Since the rise of cultural anthropology as a social science in the early nineteenth century, white American collectors and anthropologists sought Indigenous-made objects from around the world to document people and their cultures people prior to and during acts of colonial genocide.[1] These objects entered the collectors’ market as part of an effort to sustain (disproven) claims of racial hierarchies and used as a rationale for westward expansion.[2] Because of this, many American anthropological collections currently house thousands of objects—such as the gourd rattles illustrated here—that were extracted from Indigenous communities. Today, Indigenous communities continue to take steps toward sustaining ongoing relationships and, in some cases, recovering relationships with objects in these collections.[3] For example, the poignant remarks by Tulsa Artist Fellow Anita Fields during an interview at Gilcrease in 2019 extrapolate on the nuanced and storied relationships between artists, their descendants, and the institutions that house the artifacts.

“A suppression of our history has always been here, so I think it’s really important that people understand. . . . A safe place to be able to look at a lot of things that are difficult to talk about is the arts, so it’s really important that, yes, that these shows, these exhibits come and people are able to understand who we are. . . . 

If you live . . . in the United States of America, our history is the history here, and so for it to be put on the back burner all of these years . . . or to think of [our history as] just artifacts . . . revealed how people thought about us [as Indigenous people].” —Anita Fields (Osage, Muscogee), from “The People. The Land. The Art,” an interview with Anita Fields and her son Yatika Starr Fields at Gilcrease Museum, October 14, 2019

Gilcrease Museum’s Indigenous paintings include works by artists who create bridges through memory, time, and space to Indigenous objects that in some cases may have been collected from their original people more than a century ago. Artists such as Yatika Starr Fields (Osage, Cherokee, Muscogee, b. 1980), T. C. Cannon (Caddo, Kiowa [Cáuigù], 1946–1978), and many others refer to their intergenerational relationships with material cultures, both sacred and profane, by creating painted representations of the Indigenous objects that honor their original design, function, and purpose. Cannon, for example, employs specific items as cultural identifiers in his woodblock print Woman in Window, including the sitter’s elk-tooth dress, hair-pipe earrings, and tacked leather belt. Other artists, such as Fred Beaver (Muscogee, Seminole) and Harrison Begay (Navajo), created autoethnographic imagery that includes highly detailed representations of cultural items such as Seminole patchwork clothing and Navajo weavings.

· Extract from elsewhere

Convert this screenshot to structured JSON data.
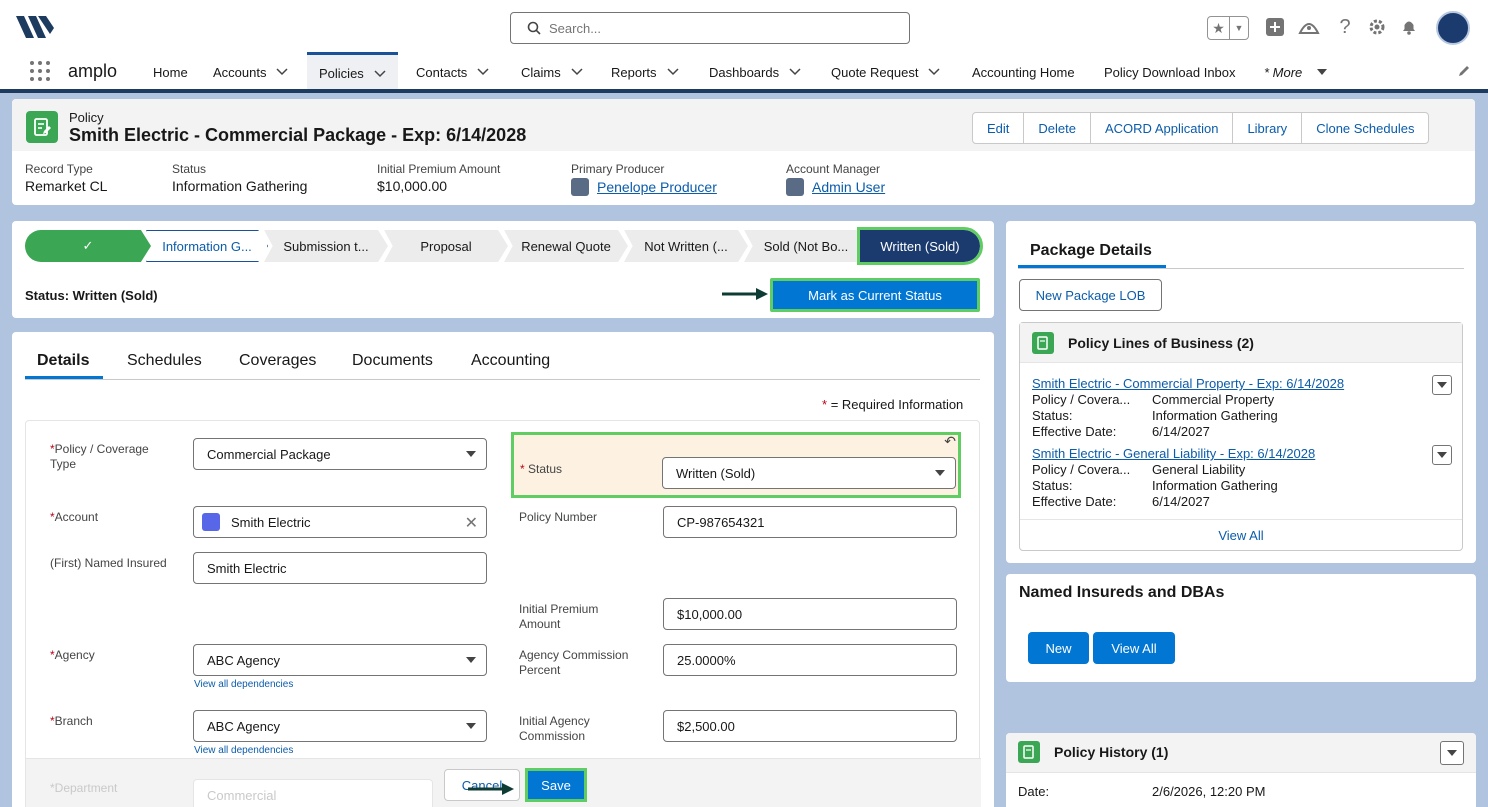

Fields visited the anthropology collection at Gilcrease to create his painting Half Moon Night and Remembrance, and his process illuminates the need for more critical dialogues between Indigenous communities and their objects, as well as the potential for paintings such as this to be a catalyst for mending the relationships between descendants and colonial collecting institutions such as Gilcrease Museum.

“I visited the Gilcrease collection to gather information on Plains Indian ceremonial articles, specifically the gourds and rattles used in ceremonial practices of the Native American Church. The fire, songs, and singing brought each of these gourds to dance with the rhythm of the processions of the night. They all hold recollections and memories; they all still hold the powers of those meetings.” —Yatika Starr Fields (Osage, Cherokee, Muscogee), 2019

—Jordan Poorman Cocker, Henry Luce Foundation Curatorial Scholar for Indigenous Painting Collection Research, 2021


[1] Cooper, Spirited Encounters, 28–48, 65–84.

[2] Baigell, “Territory, Race, Religion,” 3.

[3] Bedford, review of Stewards of the Sacred, 186–89.